Plan of interventions
A multi-level implementation with numerous technical approaches

As the name implies, multi-measure interventions include solutions at different levels and aspects, in this case, promoting energy efficiency.
The interventions differ in their technical aspect:

  • Smartness’ of individual assets: there are self-contained solutions on the market that can provide ‘smartness’ to different technologies. They enable data collection and remote-control functions. They improve the individual consumption of the asset, while facilitating its future integration into a centralized management system.
  • Storage: adding electric or thermal storage capacity increases the flexibility potential of the system. It helps maximize self-consumption of local solar production.
  • Centralized management system: with the right hardware and communication infrastructure, monitoring, visualization or dispatching assets can be managed centrally. This measure requires that the assets have data acquisition and remote-control capabilities.
  • Dispatch strategy: once the assets are centralized, a customized dispatch strategy can be
    developed to achieve the CECs’ objectives, such as peak shaving or self-consumption
    maximization. It requires the estimation of consumption and flexibility potential to optimize overall energy management and interaction with the grid.

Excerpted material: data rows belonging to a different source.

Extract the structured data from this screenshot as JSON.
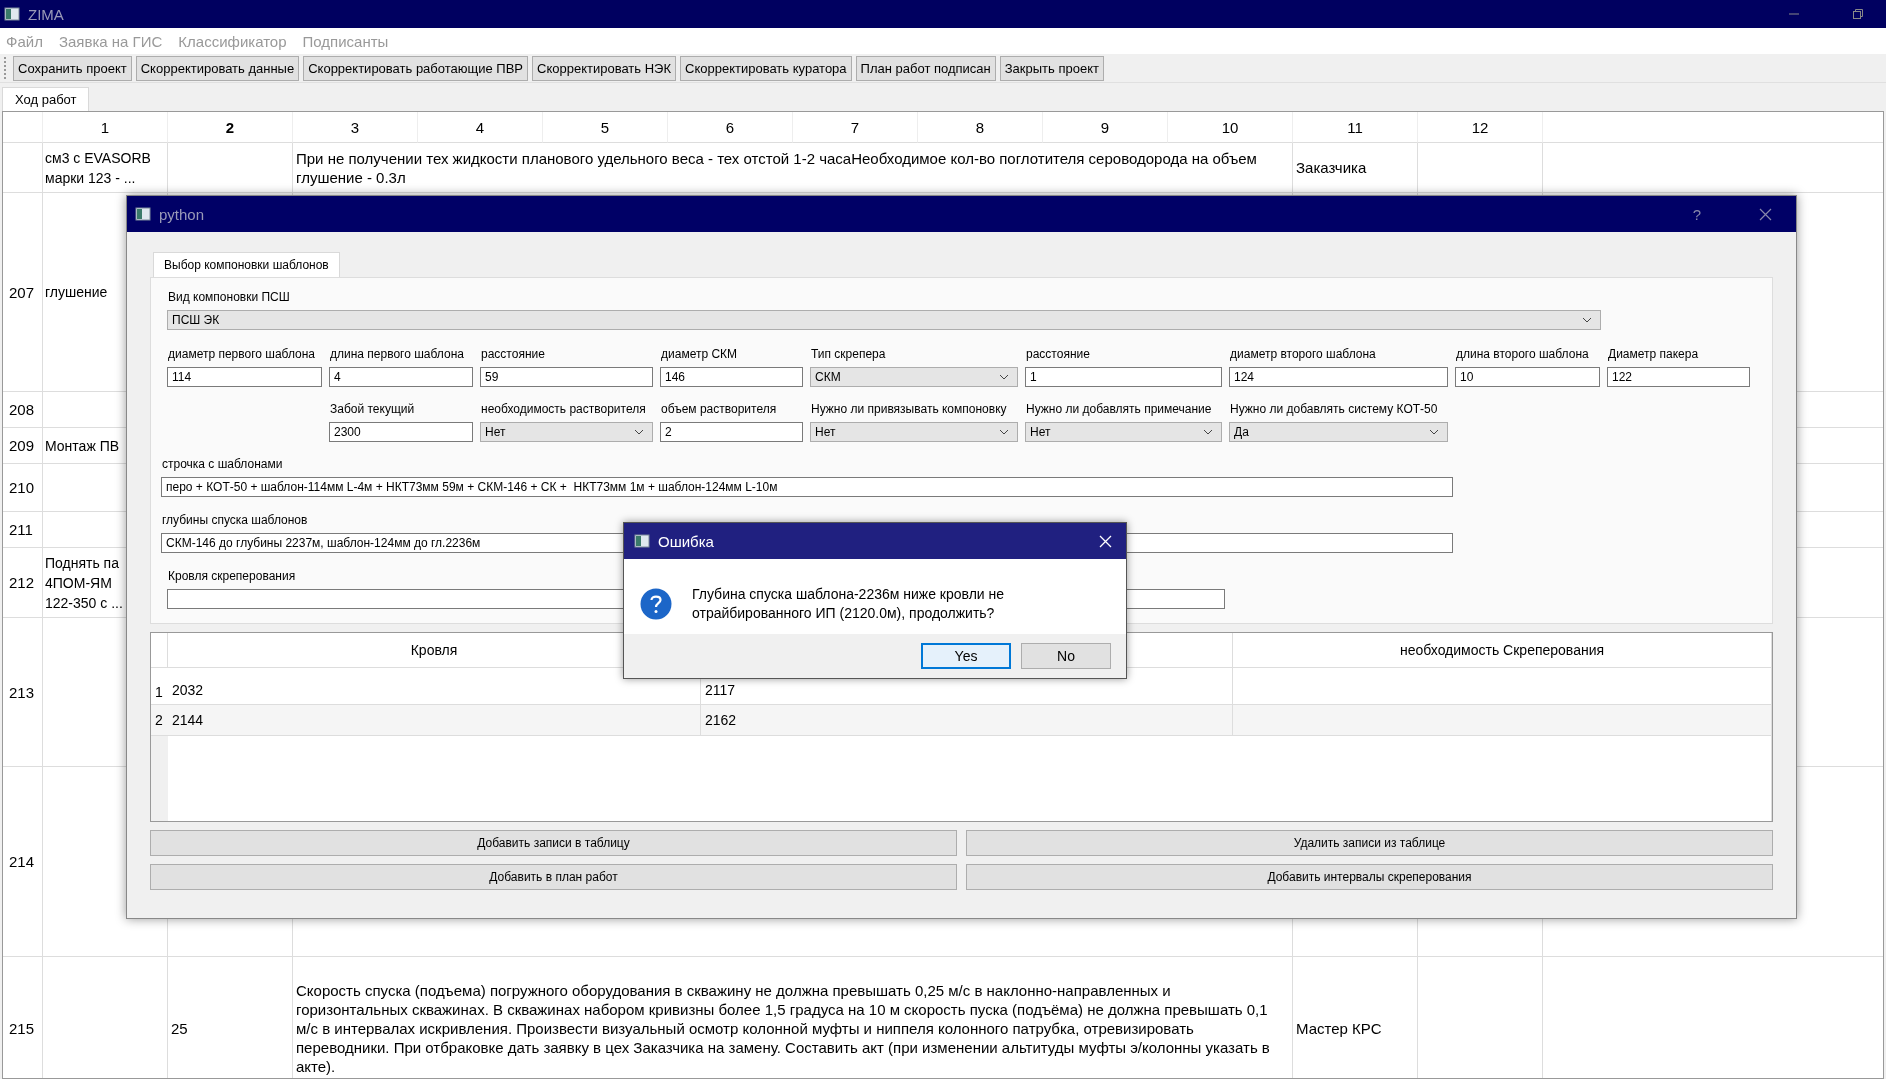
{
  "window": {
    "title": "ZIMA"
  },
  "menu": [
    "Файл",
    "Заявка на ГИС",
    "Классификатор",
    "Подписанты"
  ],
  "toolbar": [
    "Сохранить проект",
    "Скорректировать данные",
    "Скорректировать работающие ПВР",
    "Скорректировать НЭК",
    "Скорректировать куратора",
    "План работ подписан",
    "Закрыть проект"
  ],
  "tabs": [
    {
      "label": "Ход работ",
      "selected": true
    }
  ],
  "table": {
    "columns": [
      {
        "label": "1",
        "selected": false
      },
      {
        "label": "2",
        "selected": true
      },
      {
        "label": "3",
        "selected": false
      },
      {
        "label": "4",
        "selected": false
      },
      {
        "label": "5",
        "selected": false
      },
      {
        "label": "6",
        "selected": false
      },
      {
        "label": "7",
        "selected": false
      },
      {
        "label": "8",
        "selected": false
      },
      {
        "label": "9",
        "selected": false
      },
      {
        "label": "10",
        "selected": false
      },
      {
        "label": "11",
        "selected": false
      },
      {
        "label": "12",
        "selected": false
      }
    ],
    "rows": [
      {
        "cells": {
          "1": "см3 с EVASORB\nмарки 123 - ...",
          "3": "При не получении тех жидкости планового удельного веса - тех отстой 1-2 часаНеобходимое кол-во поглотителя сероводорода на объем\nглушение - 0.3л",
          "11": "Заказчика"
        }
      },
      {
        "number": "207",
        "cells": {
          "1": "глушение"
        }
      },
      {
        "number": "208",
        "cells": {}
      },
      {
        "number": "209",
        "cells": {
          "1": "Монтаж ПВ"
        }
      },
      {
        "number": "210",
        "cells": {}
      },
      {
        "number": "211",
        "cells": {}
      },
      {
        "number": "212",
        "cells": {
          "1": "Поднять па\n4ПОМ-ЯМ\n122-350 с ..."
        }
      },
      {
        "number": "213",
        "cells": {}
      },
      {
        "number": "214",
        "cells": {}
      },
      {
        "number": "215",
        "cells": {
          "2": "25",
          "3": "Скорость спуска (подъема) погружного оборудования в скважину не должна превышать 0,25 м/с в наклонно-направленных и\nгоризонтальных скважинах. В скважинах набором кривизны более 1,5 градуса на 10 м скорость пуска (подъёма) не должна превышать 0,1\nм/с в интервалах искривления. Произвести визуальный осмотр колонной муфты и ниппеля колонного патрубка, отревизировать\nпереводники. При отбраковке дать заявку в цех Заказчика на замену. Составить акт (при изменении альтитуды муфты э/колонны указать в\nакте).",
          "11": "Мастер КРС"
        }
      }
    ]
  },
  "dialog": {
    "title": "python",
    "help": "?",
    "tabs": [
      {
        "label": "Выбор компоновки шаблонов",
        "selected": true
      }
    ],
    "layout_type": {
      "label": "Вид компоновки ПСШ",
      "value": "ПСШ ЭК"
    },
    "field_rows": [
      [
        {
          "kind": "text",
          "label": "диаметр первого шаблона",
          "value": "114"
        },
        {
          "kind": "text",
          "label": "длина первого шаблона",
          "value": "4"
        },
        {
          "kind": "text",
          "label": "расстояние",
          "value": "59"
        },
        {
          "kind": "text",
          "label": "диаметр СКМ",
          "value": "146"
        },
        {
          "kind": "combo",
          "label": "Тип скрепера",
          "value": "СКМ"
        },
        {
          "kind": "text",
          "label": "расстояние",
          "value": "1"
        },
        {
          "kind": "text",
          "label": "диаметр второго шаблона",
          "value": "124"
        },
        {
          "kind": "text",
          "label": "длина второго шаблона",
          "value": "10"
        },
        {
          "kind": "text",
          "label": "Диаметр пакера",
          "value": "122"
        }
      ],
      [
        {
          "kind": "text",
          "label": "Забой текущий",
          "value": "2300"
        },
        {
          "kind": "combo",
          "label": "необходимость растворителя",
          "value": "Нет"
        },
        {
          "kind": "text",
          "label": "объем растворителя",
          "value": "2"
        },
        {
          "kind": "combo",
          "label": "Нужно ли привязывать компоновку",
          "value": "Нет"
        },
        {
          "kind": "combo",
          "label": "Нужно ли добавлять примечание",
          "value": "Нет"
        },
        {
          "kind": "combo",
          "label": "Нужно ли добавлять систему КОТ-50",
          "value": "Да"
        }
      ]
    ],
    "template_string": {
      "label": "строчка с шаблонами",
      "value": "перо + КОТ-50 + шаблон-114мм L-4м + НКТ73мм 59м + СКМ-146 + СК +  НКТ73мм 1м + шаблон-124мм L-10м"
    },
    "depths": {
      "label": "глубины спуска шаблонов",
      "value": "СКМ-146 до глубины 2237м, шаблон-124мм до гл.2236м"
    },
    "scraping_top": {
      "label": "Кровля скреперования"
    },
    "table": {
      "columns": [
        {
          "label": "Кровля"
        },
        {},
        {
          "label": "необходимость Скреперования"
        }
      ],
      "rows": [
        {
          "number": "1",
          "cells": [
            "2032",
            "2117"
          ]
        },
        {
          "number": "2",
          "cells": [
            "2144",
            "2162"
          ]
        }
      ]
    },
    "buttons": [
      "Добавить записи в таблицу",
      "Удалить записи из таблице",
      "Добавить в план работ",
      "Добавить интервалы скреперования"
    ]
  },
  "error": {
    "title": "Ошибка",
    "message": "Глубина спуска шаблона-2236м ниже кровли не отрайбированного ИП (2120.0м), продолжить?",
    "buttons": [
      {
        "label": "Yes",
        "default": true
      },
      {
        "label": "No",
        "default": false
      }
    ]
  }
}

The proposed measures also differ in their degree of implementation:

  • Centralized or shared assets: the measures at the shared asset level allow for centralized implementation, which benefits all stakeholders and limits privacy issues. Because they tend to involve heavier assets, they generally have the greatest impact and savings.

  • End-user assets: decentralized actions, at the end-user level, require more effort to implement. They require user buy-in and active participation, in addition to the necessary hardware. Therefore, it is important to create the right incentives and remuneration schemes to encourage these measures. In addition, when consumers are involved in a centralized management system, a secure communication infrastructure is required to ensure their privacy.

Key outcomes
A gradual strategy for strong CECs and optimal energy management

The impact of the proposed actions will be assessed through with two indicators:

  • The GoFlex indicator evaluates the flexibility potential of a building. It is characterized in part by the class of the management system, which ranges from D to A depending on 16 predefined requirements.
  • The ‘Smart’ Readiness Indicator (SRI) “[…] provides information on the technological readiness of buildings to interact with their occupants and the energy grids, as well as their capabilities for more efficient operation and improved performance using ICT technologies”1. It is represented by a score between 0 and 100% associated with a class between G and A.

For each site, interventions with different levels of implementation and technical aspects are proposed so that the system gradually moves towards optimized energy consumption. The interventions with multiple measures lead to the fulfilment of 14 to 16 of the GoFlex requirements, compared to a baseline condition of less than 10, depending on the CEC analyzed. Scores from the SRI are multiplied by 1.95 to 3.75, indicating improvement in energy efficiency, flexibility, and storage, as well as user comfort, health, and information. The two indicators confirm that the measures promote interactions within the system itself and with the grid.

Thus, it can be said, that the multi-measure energy efficiency measures, which include multiple the ‘smart’ readiness of a system while improving and upgrading its management system. From a practical perspective, based on the material and time resources available, it is important to adopt a gradual strategy. The planned progression ensures that the system benefits from each measure and strengthens its integration with CECs, moving towards optimal energy management with integrated energy services and cross-sector agreements.

1. Directorate-General for Energy (European Commission) et al., Final Report on the Technical Support to the Development of a Smart Readiness Indicator for Buildings: Final Report (LU: Publications Office of the European Union, 2020),